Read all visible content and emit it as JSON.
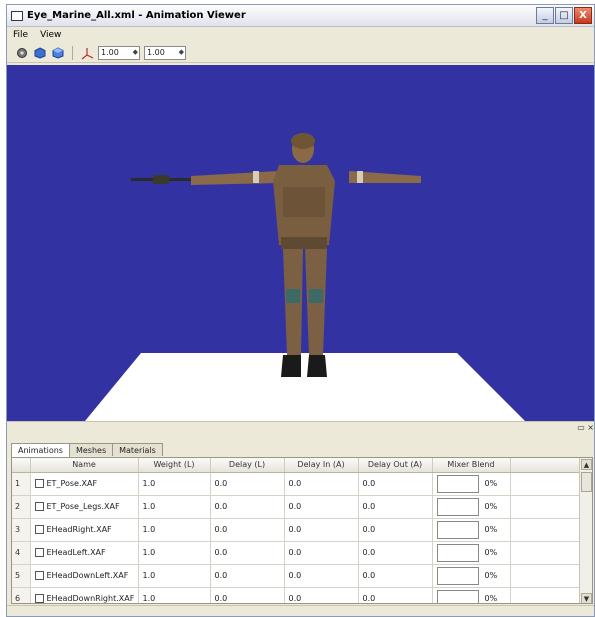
{
  "window": {
    "title": "Eye_Marine_All.xml - Animation Viewer",
    "buttons": [
      "_",
      "□",
      "X"
    ]
  },
  "menu": {
    "items": [
      "File",
      "View"
    ]
  },
  "toolbar": {
    "icons": [
      "wireframe-icon",
      "solid-shaded-icon",
      "textured-icon",
      "axis-icon"
    ],
    "spin1_value": "1.00",
    "spin2_value": "1.00"
  },
  "colors": {
    "viewport_bg": "#3232a2",
    "floor": "#ffffff"
  },
  "tabs": [
    "Animations",
    "Meshes",
    "Materials"
  ],
  "table": {
    "columns": [
      "",
      "Name",
      "Weight (L)",
      "Delay (L)",
      "Delay In (A)",
      "Delay Out (A)",
      "Mixer Blend"
    ],
    "rows": [
      {
        "num": "1",
        "name": "ET_Pose.XAF",
        "weight": "1.0",
        "delay": "0.0",
        "delay_in": "0.0",
        "delay_out": "0.0",
        "blend": "0%"
      },
      {
        "num": "2",
        "name": "ET_Pose_Legs.XAF",
        "weight": "1.0",
        "delay": "0.0",
        "delay_in": "0.0",
        "delay_out": "0.0",
        "blend": "0%"
      },
      {
        "num": "3",
        "name": "EHeadRight.XAF",
        "weight": "1.0",
        "delay": "0.0",
        "delay_in": "0.0",
        "delay_out": "0.0",
        "blend": "0%"
      },
      {
        "num": "4",
        "name": "EHeadLeft.XAF",
        "weight": "1.0",
        "delay": "0.0",
        "delay_in": "0.0",
        "delay_out": "0.0",
        "blend": "0%"
      },
      {
        "num": "5",
        "name": "EHeadDownLeft.XAF",
        "weight": "1.0",
        "delay": "0.0",
        "delay_in": "0.0",
        "delay_out": "0.0",
        "blend": "0%"
      },
      {
        "num": "6",
        "name": "EHeadDownRight.XAF",
        "weight": "1.0",
        "delay": "0.0",
        "delay_in": "0.0",
        "delay_out": "0.0",
        "blend": "0%"
      }
    ]
  }
}
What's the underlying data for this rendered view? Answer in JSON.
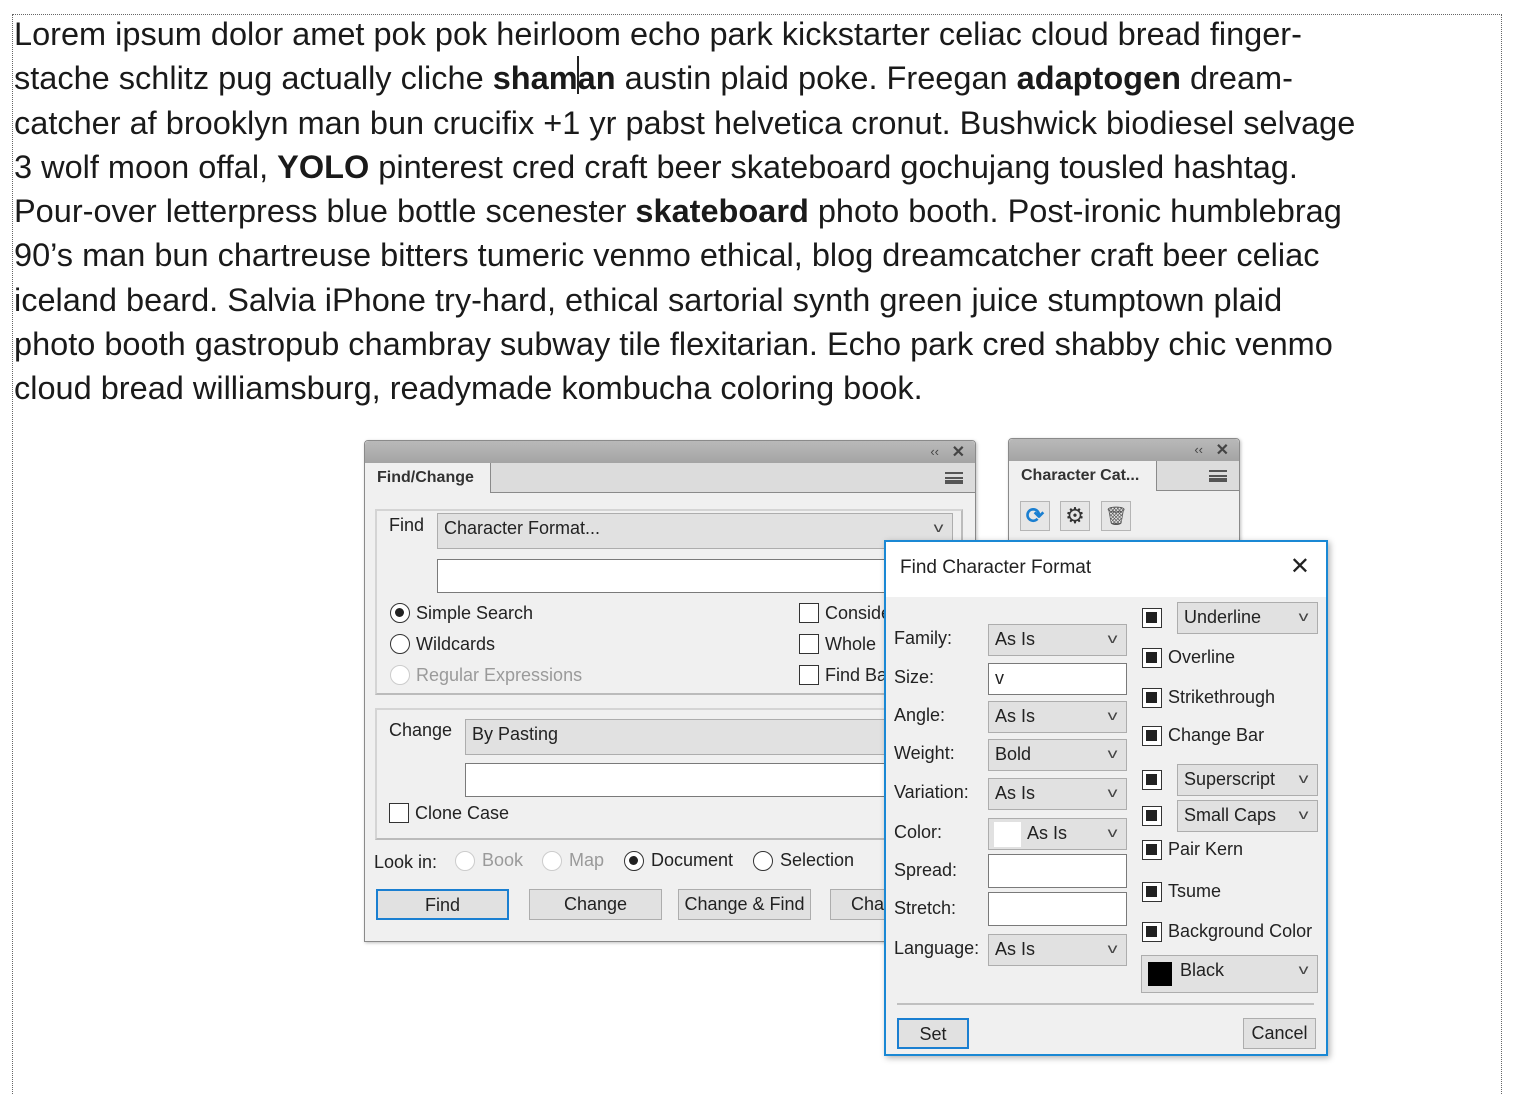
{
  "document": {
    "lines": [
      [
        {
          "t": "Lorem ipsum dolor amet pok pok heirloom echo park kickstarter celiac cloud bread finger-"
        }
      ],
      [
        {
          "t": "stache schlitz pug actually cliche "
        },
        {
          "t": "shaman",
          "b": true
        },
        {
          "t": " austin plaid poke. Freegan "
        },
        {
          "t": "adaptogen",
          "b": true
        },
        {
          "t": " dream-"
        }
      ],
      [
        {
          "t": "catcher af brooklyn man bun crucifix +1 yr pabst helvetica cronut. Bushwick biodiesel selvage"
        }
      ],
      [
        {
          "t": "3 wolf moon offal, "
        },
        {
          "t": "YOLO",
          "b": true
        },
        {
          "t": " pinterest cred craft beer skateboard gochujang tousled hashtag."
        }
      ],
      [
        {
          "t": "Pour-over letterpress blue bottle scenester "
        },
        {
          "t": "skateboard",
          "b": true
        },
        {
          "t": " photo booth. Post-ironic humblebrag"
        }
      ],
      [
        {
          "t": "90’s man bun chartreuse bitters tumeric venmo ethical, blog dreamcatcher craft beer celiac"
        }
      ],
      [
        {
          "t": "iceland beard. Salvia iPhone try-hard, ethical sartorial synth green juice stumptown plaid"
        }
      ],
      [
        {
          "t": "photo booth gastropub chambray subway tile flexitarian. Echo park cred shabby chic venmo"
        }
      ],
      [
        {
          "t": "cloud bread williamsburg, readymade kombucha coloring book."
        }
      ]
    ]
  },
  "find_change": {
    "tab": "Find/Change",
    "find_label": "Find",
    "find_value": "Character Format...",
    "find_text": "",
    "modes": [
      {
        "label": "Simple Search",
        "selected": true,
        "disabled": false
      },
      {
        "label": "Wildcards",
        "selected": false,
        "disabled": false
      },
      {
        "label": "Regular Expressions",
        "selected": false,
        "disabled": true
      }
    ],
    "options": [
      "Conside",
      "Whole",
      "Find Ba"
    ],
    "change_label": "Change",
    "change_value": "By Pasting",
    "change_text": "",
    "clone_case": "Clone Case",
    "look_in_label": "Look in:",
    "look_in": [
      {
        "label": "Book",
        "selected": false,
        "disabled": true
      },
      {
        "label": "Map",
        "selected": false,
        "disabled": true
      },
      {
        "label": "Document",
        "selected": true,
        "disabled": false
      },
      {
        "label": "Selection",
        "selected": false,
        "disabled": false
      }
    ],
    "buttons": [
      "Find",
      "Change",
      "Change & Find",
      "Cha"
    ]
  },
  "character_catalog": {
    "tab": "Character Cat...",
    "icons": [
      "refresh-icon",
      "gear-icon",
      "delete-icon"
    ]
  },
  "dialog": {
    "title": "Find Character Format",
    "fields": [
      {
        "label": "Family:",
        "value": "As Is",
        "type": "select"
      },
      {
        "label": "Size:",
        "value": "",
        "type": "combo"
      },
      {
        "label": "Angle:",
        "value": "As Is",
        "type": "select"
      },
      {
        "label": "Weight:",
        "value": "Bold",
        "type": "select"
      },
      {
        "label": "Variation:",
        "value": "As Is",
        "type": "select"
      },
      {
        "label": "Color:",
        "value": "As Is",
        "type": "color"
      },
      {
        "label": "Spread:",
        "value": "",
        "type": "text"
      },
      {
        "label": "Stretch:",
        "value": "",
        "type": "text"
      },
      {
        "label": "Language:",
        "value": "As Is",
        "type": "select"
      }
    ],
    "right": [
      {
        "label": "Underline",
        "select": true
      },
      {
        "label": "Overline",
        "select": false
      },
      {
        "label": "Strikethrough",
        "select": false
      },
      {
        "label": "Change Bar",
        "select": false
      },
      {
        "label": "Superscript",
        "select": true
      },
      {
        "label": "Small Caps",
        "select": true
      },
      {
        "label": "Pair Kern",
        "select": false
      },
      {
        "label": "Tsume",
        "select": false
      },
      {
        "label": "Background Color",
        "select": false
      }
    ],
    "background_color": "Black",
    "set": "Set",
    "cancel": "Cancel",
    "accent": "#1a88d4"
  }
}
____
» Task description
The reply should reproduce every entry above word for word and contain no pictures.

» Written solution
Read all visible content and emit it as JSON.
{
  "window": {
    "title": "Eye_Marine_All.xml - Animation Viewer",
    "buttons": [
      "_",
      "□",
      "X"
    ]
  },
  "menu": {
    "items": [
      "File",
      "View"
    ]
  },
  "toolbar": {
    "icons": [
      "wireframe-icon",
      "solid-shaded-icon",
      "textured-icon",
      "axis-icon"
    ],
    "spin1_value": "1.00",
    "spin2_value": "1.00"
  },
  "colors": {
    "viewport_bg": "#3232a2",
    "floor": "#ffffff"
  },
  "tabs": [
    "Animations",
    "Meshes",
    "Materials"
  ],
  "table": {
    "columns": [
      "",
      "Name",
      "Weight (L)",
      "Delay (L)",
      "Delay In (A)",
      "Delay Out (A)",
      "Mixer Blend"
    ],
    "rows": [
      {
        "num": "1",
        "name": "ET_Pose.XAF",
        "weight": "1.0",
        "delay": "0.0",
        "delay_in": "0.0",
        "delay_out": "0.0",
        "blend": "0%"
      },
      {
        "num": "2",
        "name": "ET_Pose_Legs.XAF",
        "weight": "1.0",
        "delay": "0.0",
        "delay_in": "0.0",
        "delay_out": "0.0",
        "blend": "0%"
      },
      {
        "num": "3",
        "name": "EHeadRight.XAF",
        "weight": "1.0",
        "delay": "0.0",
        "delay_in": "0.0",
        "delay_out": "0.0",
        "blend": "0%"
      },
      {
        "num": "4",
        "name": "EHeadLeft.XAF",
        "weight": "1.0",
        "delay": "0.0",
        "delay_in": "0.0",
        "delay_out": "0.0",
        "blend": "0%"
      },
      {
        "num": "5",
        "name": "EHeadDownLeft.XAF",
        "weight": "1.0",
        "delay": "0.0",
        "delay_in": "0.0",
        "delay_out": "0.0",
        "blend": "0%"
      },
      {
        "num": "6",
        "name": "EHeadDownRight.XAF",
        "weight": "1.0",
        "delay": "0.0",
        "delay_in": "0.0",
        "delay_out": "0.0",
        "blend": "0%"
      }
    ]
  }
}
What's the underlying data for this rendered view? Answer in JSON.
{
  "document": {
    "lines": [
      [
        {
          "t": "Lorem ipsum dolor amet pok pok heirloom echo park kickstarter celiac cloud bread finger-"
        }
      ],
      [
        {
          "t": "stache schlitz pug actually cliche "
        },
        {
          "t": "shaman",
          "b": true
        },
        {
          "t": " austin plaid poke. Freegan "
        },
        {
          "t": "adaptogen",
          "b": true
        },
        {
          "t": " dream-"
        }
      ],
      [
        {
          "t": "catcher af brooklyn man bun crucifix +1 yr pabst helvetica cronut. Bushwick biodiesel selvage"
        }
      ],
      [
        {
          "t": "3 wolf moon offal, "
        },
        {
          "t": "YOLO",
          "b": true
        },
        {
          "t": " pinterest cred craft beer skateboard gochujang tousled hashtag."
        }
      ],
      [
        {
          "t": "Pour-over letterpress blue bottle scenester "
        },
        {
          "t": "skateboard",
          "b": true
        },
        {
          "t": " photo booth. Post-ironic humblebrag"
        }
      ],
      [
        {
          "t": "90’s man bun chartreuse bitters tumeric venmo ethical, blog dreamcatcher craft beer celiac"
        }
      ],
      [
        {
          "t": "iceland beard. Salvia iPhone try-hard, ethical sartorial synth green juice stumptown plaid"
        }
      ],
      [
        {
          "t": "photo booth gastropub chambray subway tile flexitarian. Echo park cred shabby chic venmo"
        }
      ],
      [
        {
          "t": "cloud bread williamsburg, readymade kombucha coloring book."
        }
      ]
    ]
  },
  "find_change": {
    "tab": "Find/Change",
    "find_label": "Find",
    "find_value": "Character Format...",
    "find_text": "",
    "modes": [
      {
        "label": "Simple Search",
        "selected": true,
        "disabled": false
      },
      {
        "label": "Wildcards",
        "selected": false,
        "disabled": false
      },
      {
        "label": "Regular Expressions",
        "selected": false,
        "disabled": true
      }
    ],
    "options": [
      "Conside",
      "Whole",
      "Find Ba"
    ],
    "change_label": "Change",
    "change_value": "By Pasting",
    "change_text": "",
    "clone_case": "Clone Case",
    "look_in_label": "Look in:",
    "look_in": [
      {
        "label": "Book",
        "selected": false,
        "disabled": true
      },
      {
        "label": "Map",
        "selected": false,
        "disabled": true
      },
      {
        "label": "Document",
        "selected": true,
        "disabled": false
      },
      {
        "label": "Selection",
        "selected": false,
        "disabled": false
      }
    ],
    "buttons": [
      "Find",
      "Change",
      "Change & Find",
      "Cha"
    ]
  },
  "character_catalog": {
    "tab": "Character Cat...",
    "icons": [
      "refresh-icon",
      "gear-icon",
      "delete-icon"
    ]
  },
  "dialog": {
    "title": "Find Character Format",
    "fields": [
      {
        "label": "Family:",
        "value": "As Is",
        "type": "select"
      },
      {
        "label": "Size:",
        "value": "",
        "type": "combo"
      },
      {
        "label": "Angle:",
        "value": "As Is",
        "type": "select"
      },
      {
        "label": "Weight:",
        "value": "Bold",
        "type": "select"
      },
      {
        "label": "Variation:",
        "value": "As Is",
        "type": "select"
      },
      {
        "label": "Color:",
        "value": "As Is",
        "type": "color"
      },
      {
        "label": "Spread:",
        "value": "",
        "type": "text"
      },
      {
        "label": "Stretch:",
        "value": "",
        "type": "text"
      },
      {
        "label": "Language:",
        "value": "As Is",
        "type": "select"
      }
    ],
    "right": [
      {
        "label": "Underline",
        "select": true
      },
      {
        "label": "Overline",
        "select": false
      },
      {
        "label": "Strikethrough",
        "select": false
      },
      {
        "label": "Change Bar",
        "select": false
      },
      {
        "label": "Superscript",
        "select": true
      },
      {
        "label": "Small Caps",
        "select": true
      },
      {
        "label": "Pair Kern",
        "select": false
      },
      {
        "label": "Tsume",
        "select": false
      },
      {
        "label": "Background Color",
        "select": false
      }
    ],
    "background_color": "Black",
    "set": "Set",
    "cancel": "Cancel",
    "accent": "#1a88d4"
  }
}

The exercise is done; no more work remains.